More than exhibits are needed to get their work influencing people's lives. Arakawa and Gins have worked through the other classic tactics of revolutionary architects who want new kinds of building to have new kinds of influence. One tactic is to start with private dwellings; another is to seek out minor civic and religious buildings. The architect looks for private patrons, then public sources, and corporations looking for a competitive distinction.

Alvar Aalto's early (1924) Workers Club in his hometown of Jyväskylä, Finland.
(Image from the Great Buildings Collection CD.)

Alvar Aalto started with houses and civic buildings in his hometown. Frank Lloyd Wright developed his theories while building private homes and churches. Much earlier, Palladio's villas became archetypes for other builders because they were successfully built for rich patrons, functioned well, and were featured in perhaps the first architectural self-promotion book (1).

Palladio's Villa Rotonda (1571), outside Vicenza, Italy.

Arakawa and Gins have tried to find funding for buildings that would prove the effect of their architectural surrounds on people who live there rather than visitors who wander through them.
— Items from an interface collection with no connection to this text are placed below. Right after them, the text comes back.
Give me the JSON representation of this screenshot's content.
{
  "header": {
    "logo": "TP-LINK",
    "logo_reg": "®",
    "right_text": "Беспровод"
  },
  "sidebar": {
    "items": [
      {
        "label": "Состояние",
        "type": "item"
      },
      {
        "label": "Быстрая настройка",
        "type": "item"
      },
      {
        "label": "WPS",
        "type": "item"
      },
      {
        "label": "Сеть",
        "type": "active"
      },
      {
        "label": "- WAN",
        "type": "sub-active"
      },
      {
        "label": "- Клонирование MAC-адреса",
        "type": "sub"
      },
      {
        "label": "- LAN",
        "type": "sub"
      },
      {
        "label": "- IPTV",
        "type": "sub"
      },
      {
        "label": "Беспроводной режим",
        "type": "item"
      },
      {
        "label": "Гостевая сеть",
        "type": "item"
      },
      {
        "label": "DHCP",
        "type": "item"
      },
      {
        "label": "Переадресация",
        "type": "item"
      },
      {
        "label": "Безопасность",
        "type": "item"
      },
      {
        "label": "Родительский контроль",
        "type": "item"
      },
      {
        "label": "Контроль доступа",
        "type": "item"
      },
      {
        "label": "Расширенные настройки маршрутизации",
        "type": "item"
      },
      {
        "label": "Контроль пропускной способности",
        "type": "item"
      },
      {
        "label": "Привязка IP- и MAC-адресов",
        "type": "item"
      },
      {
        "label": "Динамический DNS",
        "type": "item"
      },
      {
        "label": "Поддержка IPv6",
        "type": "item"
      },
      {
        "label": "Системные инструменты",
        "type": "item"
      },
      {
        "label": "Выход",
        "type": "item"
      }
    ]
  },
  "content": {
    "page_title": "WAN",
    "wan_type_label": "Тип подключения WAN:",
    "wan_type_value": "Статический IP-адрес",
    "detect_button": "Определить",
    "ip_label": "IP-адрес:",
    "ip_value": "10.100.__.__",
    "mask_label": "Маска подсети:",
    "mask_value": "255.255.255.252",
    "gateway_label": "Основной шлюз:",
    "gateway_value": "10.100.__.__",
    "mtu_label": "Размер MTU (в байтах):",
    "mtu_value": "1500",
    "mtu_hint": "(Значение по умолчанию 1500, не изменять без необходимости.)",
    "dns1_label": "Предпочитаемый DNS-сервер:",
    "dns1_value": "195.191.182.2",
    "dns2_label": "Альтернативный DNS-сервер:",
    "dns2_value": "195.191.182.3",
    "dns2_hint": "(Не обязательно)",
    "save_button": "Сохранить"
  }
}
There is a chicken and egg problem when there are no long-term examples of people who have lived in Arakawa and Gins' proposed environments. This requires them to find other ways to publicize the new possibilities, and to write and argue to change social norms about what kind of architecture is appropriate for today's daily lives.